6. Carbon - Origin : The name comes from the Latin ‘carbo’, which means charcoal.

Carbon Symbol.JPG (14724 bytes)

Carbon is an element of prehistoric discovery which is very widely distributed in nature. It is found in abundance in the sun, stars, comets, and atmospheres of most planets.

Carbon is found free in nature in three allotropic forms: amorphous, graphite, and diamond. Graphite is one of the softest known materials while diamond is one of the hardest. Carbon, as microscopic diamonds, is found in some meteorites. The energy of the sun and stars can be attributed at least in part to the well-known carbon-nitrogen cycle.

Common Uses

Carbon is the basis of all life since it is part of DNA. The human body contains about 16 kilograms of carbon in one form or another. Carbon is also important environmentally as carbon dioxide; it makes up 350 parts per million of the atmosphere, and plants take it in as they grow. Carbon dioxide is also the gas formed when natural gas, oil and coal are burned.

Coal, petroleum, and natural gas are chiefly hydrocarbons.

Facts about Carbon

Carbon is unique among the elements in the vast number and variety of compounds it can form.

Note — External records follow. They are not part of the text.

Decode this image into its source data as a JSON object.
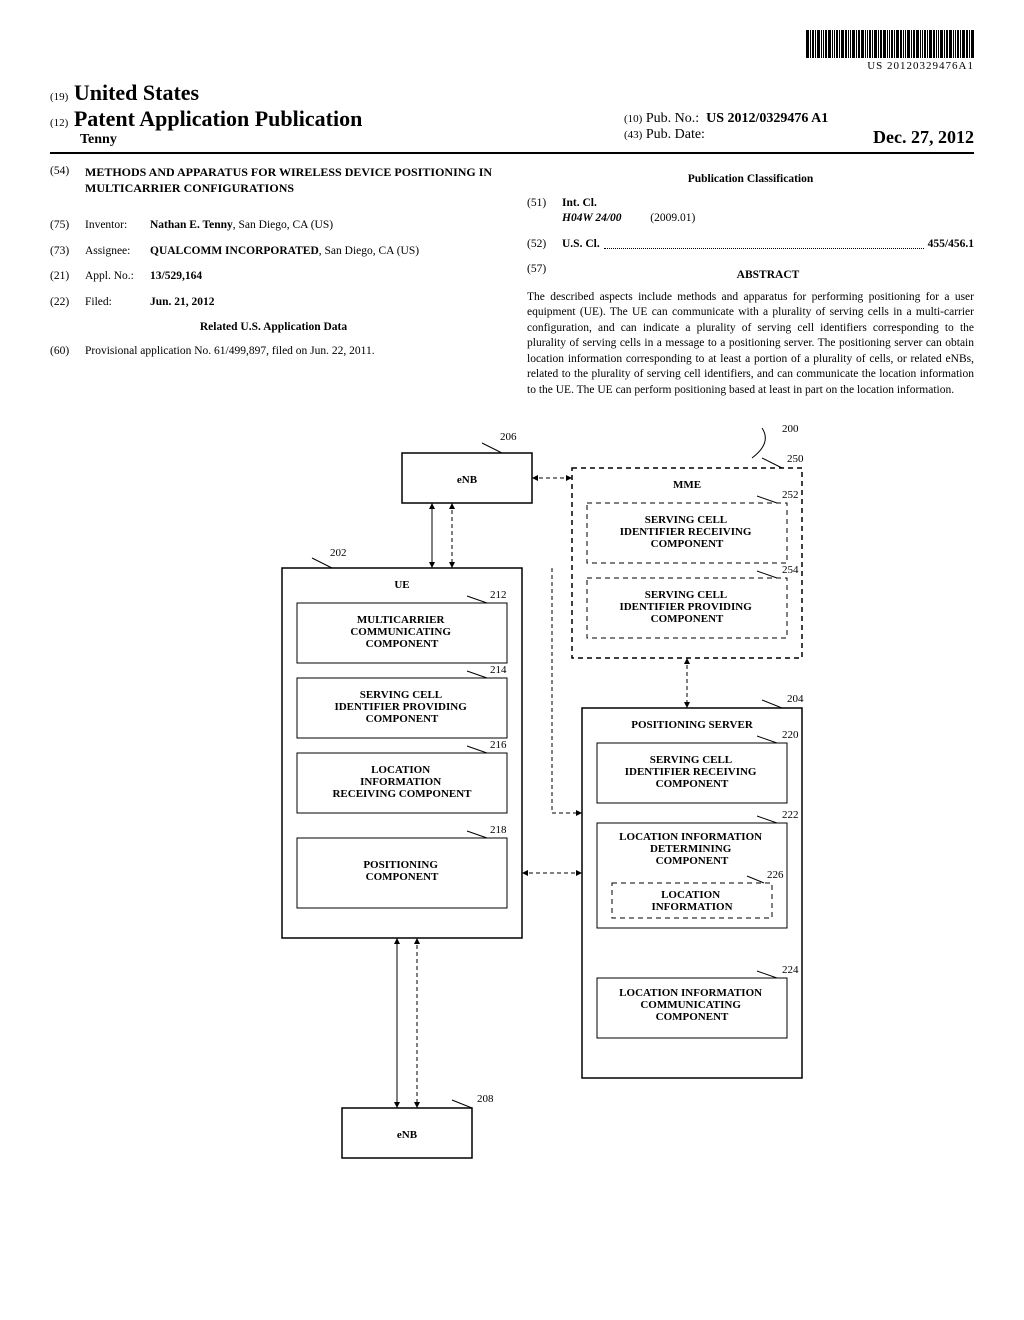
{
  "barcode_text": "US 20120329476A1",
  "header": {
    "country_code": "(19)",
    "country": "United States",
    "doc_code": "(12)",
    "doc_type": "Patent Application Publication",
    "author": "Tenny",
    "pubno_code": "(10)",
    "pubno_label": "Pub. No.:",
    "pubno": "US 2012/0329476 A1",
    "pubdate_code": "(43)",
    "pubdate_label": "Pub. Date:",
    "pubdate": "Dec. 27, 2012"
  },
  "left": {
    "title_code": "(54)",
    "title": "METHODS AND APPARATUS FOR WIRELESS DEVICE POSITIONING IN MULTICARRIER CONFIGURATIONS",
    "inventor_code": "(75)",
    "inventor_label": "Inventor:",
    "inventor": "Nathan E. Tenny",
    "inventor_loc": ", San Diego, CA (US)",
    "assignee_code": "(73)",
    "assignee_label": "Assignee:",
    "assignee": "QUALCOMM INCORPORATED",
    "assignee_loc": ", San Diego, CA (US)",
    "applno_code": "(21)",
    "applno_label": "Appl. No.:",
    "applno": "13/529,164",
    "filed_code": "(22)",
    "filed_label": "Filed:",
    "filed": "Jun. 21, 2012",
    "related_head": "Related U.S. Application Data",
    "prov_code": "(60)",
    "prov_text": "Provisional application No. 61/499,897, filed on Jun. 22, 2011."
  },
  "right": {
    "class_head": "Publication Classification",
    "intcl_code": "(51)",
    "intcl_label": "Int. Cl.",
    "intcl_val": "H04W 24/00",
    "intcl_year": "(2009.01)",
    "uscl_code": "(52)",
    "uscl_label": "U.S. Cl.",
    "uscl_val": "455/456.1",
    "abstract_code": "(57)",
    "abstract_label": "ABSTRACT",
    "abstract_text": "The described aspects include methods and apparatus for performing positioning for a user equipment (UE). The UE can communicate with a plurality of serving cells in a multi-carrier configuration, and can indicate a plurality of serving cell identifiers corresponding to the plurality of serving cells in a message to a positioning server. The positioning server can obtain location information corresponding to at least a portion of a plurality of cells, or related eNBs, related to the plurality of serving cell identifiers, and can communicate the location information to the UE. The UE can perform positioning based at least in part on the location information."
  },
  "figure": {
    "ref200": "200",
    "ref206": "206",
    "ref250": "250",
    "ref252": "252",
    "ref254": "254",
    "ref202": "202",
    "ref212": "212",
    "ref214": "214",
    "ref216": "216",
    "ref218": "218",
    "ref204": "204",
    "ref220": "220",
    "ref222": "222",
    "ref226": "226",
    "ref224": "224",
    "ref208": "208",
    "enb": "eNB",
    "ue": "UE",
    "mme": "MME",
    "multicarrier": "MULTICARRIER COMMUNICATING COMPONENT",
    "sci_providing": "SERVING CELL IDENTIFIER PROVIDING COMPONENT",
    "sci_receiving": "SERVING CELL IDENTIFIER RECEIVING COMPONENT",
    "loc_info_recv": "LOCATION INFORMATION RECEIVING COMPONENT",
    "positioning_comp": "POSITIONING COMPONENT",
    "positioning_server": "POSITIONING SERVER",
    "loc_info_det": "LOCATION INFORMATION DETERMINING COMPONENT",
    "loc_info": "LOCATION INFORMATION",
    "loc_info_comm": "LOCATION INFORMATION COMMUNICATING COMPONENT"
  }
}
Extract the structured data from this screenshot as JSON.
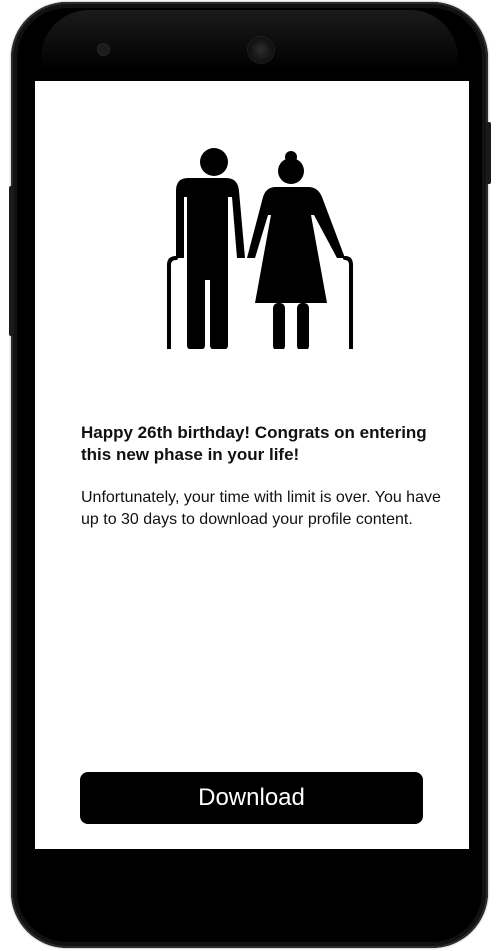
{
  "message": {
    "headline": "Happy 26th birthday! Congrats on entering this new phase in your life!",
    "body": "Unfortunately, your time with limit is over. You have up to 30 days to download your profile content."
  },
  "actions": {
    "download_label": "Download"
  },
  "illustration": {
    "icon": "elderly-couple-icon"
  },
  "colors": {
    "button_bg": "#000000",
    "button_text": "#ffffff",
    "screen_bg": "#ffffff",
    "text": "#111111",
    "device_frame": "#000000"
  }
}
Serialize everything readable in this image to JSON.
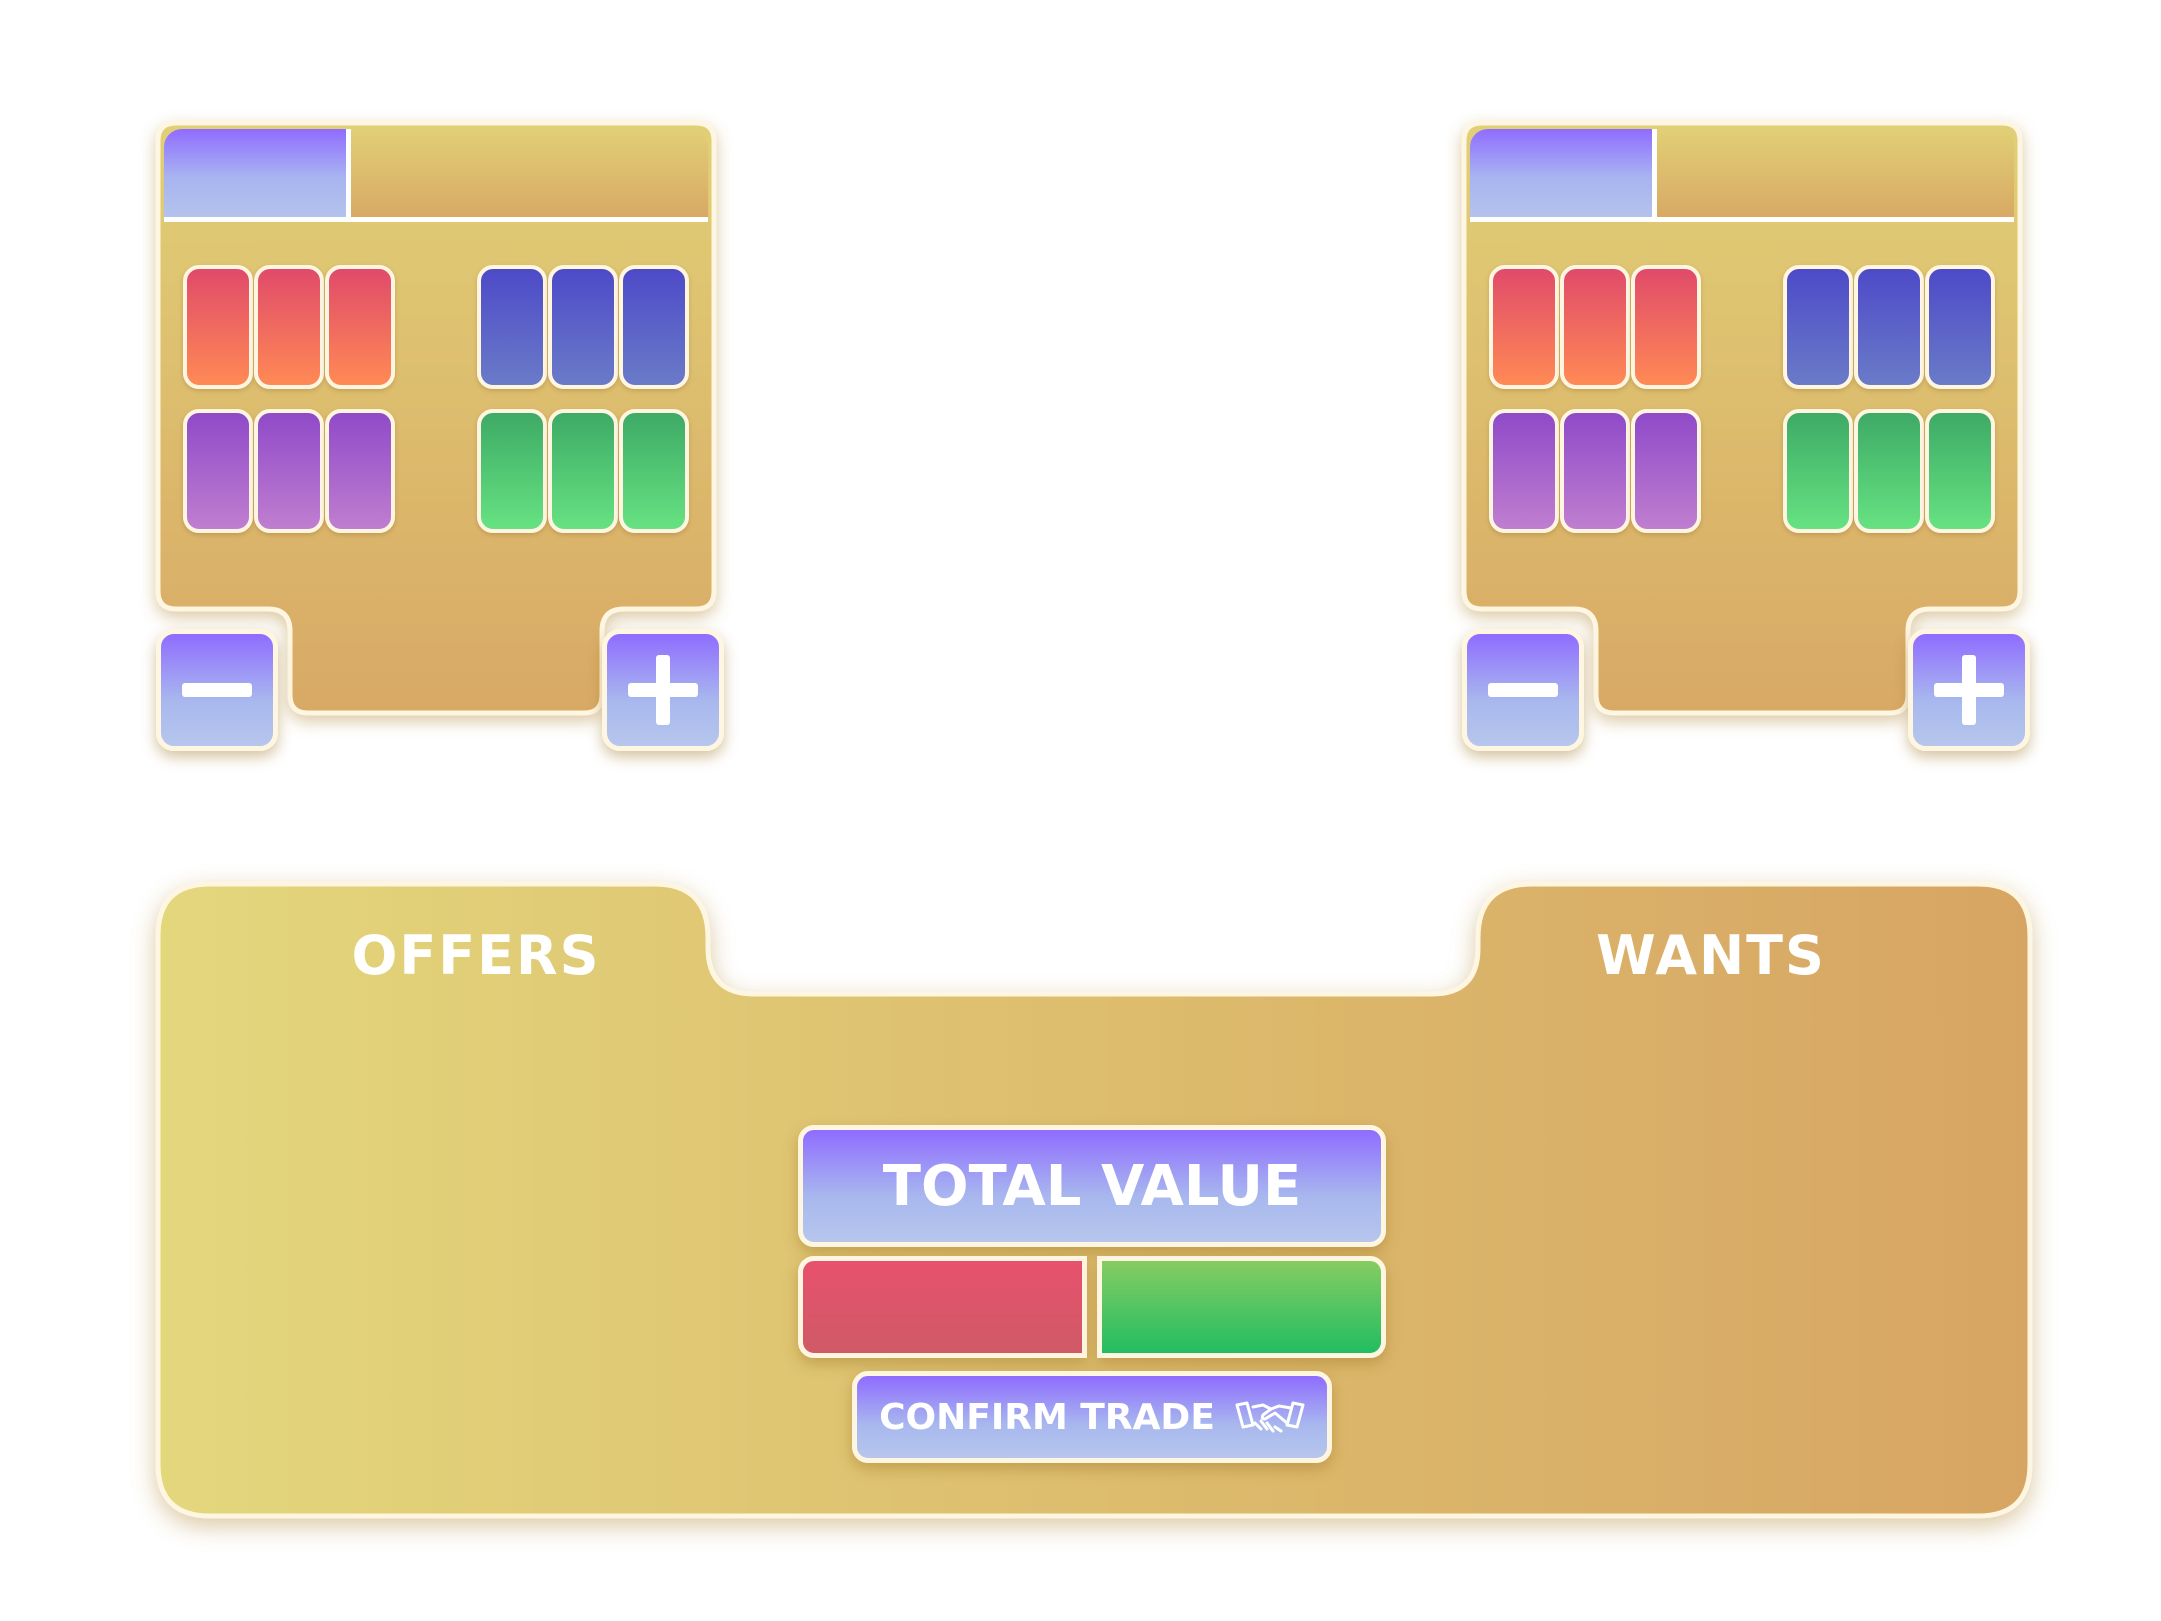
{
  "offers_panel": {
    "slot_rows": [
      [
        "red",
        "red",
        "red",
        "blue",
        "blue",
        "blue"
      ],
      [
        "purple",
        "purple",
        "purple",
        "green",
        "green",
        "green"
      ]
    ],
    "minus_icon": "minus-icon",
    "plus_icon": "plus-icon"
  },
  "wants_panel": {
    "slot_rows": [
      [
        "red",
        "red",
        "red",
        "blue",
        "blue",
        "blue"
      ],
      [
        "purple",
        "purple",
        "purple",
        "green",
        "green",
        "green"
      ]
    ],
    "minus_icon": "minus-icon",
    "plus_icon": "plus-icon"
  },
  "trade_board": {
    "offers_label": "OFFERS",
    "wants_label": "WANTS",
    "total_value_label": "TOTAL VALUE",
    "confirm_label": "CONFIRM TRADE",
    "confirm_icon": "handshake-icon"
  },
  "colors": {
    "panel_gold_top": "#e1cf76",
    "panel_gold_bottom": "#d8a965",
    "button_purple": "#8f6cff",
    "button_lavender": "#b6c6ec",
    "bar_red": "#e8516d",
    "bar_green": "#22bd62"
  }
}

Without carbon, the basis for life would be impossible.

Carbon is present as carbon dioxide in the atmosphere and dissolved in all natural waters.

How Carbon Measures up

Atomic Number: 56   Atomic Radius: 77pm
Atomic Symbol: C   Melting Point: 3550ºC
Atomic Weight: 12.011   Boiling Point: 3800ºC


Questions about Carbon

Question 1: State whether the following statement is True or False:

"Carbon can only be compounded with a few other elements."

If this is true, what are they?

Question 2: How is Carbon Dioxide associated with plant life?

Question 3: Which of the following is true?

(a) With carbon, the basis of life would be impossible

(b) Carbon melts at a lower temperature than it boils

(c) Carbon dioxide is not created by the burning of coal

(d) Carbon's atomic symbol is Ca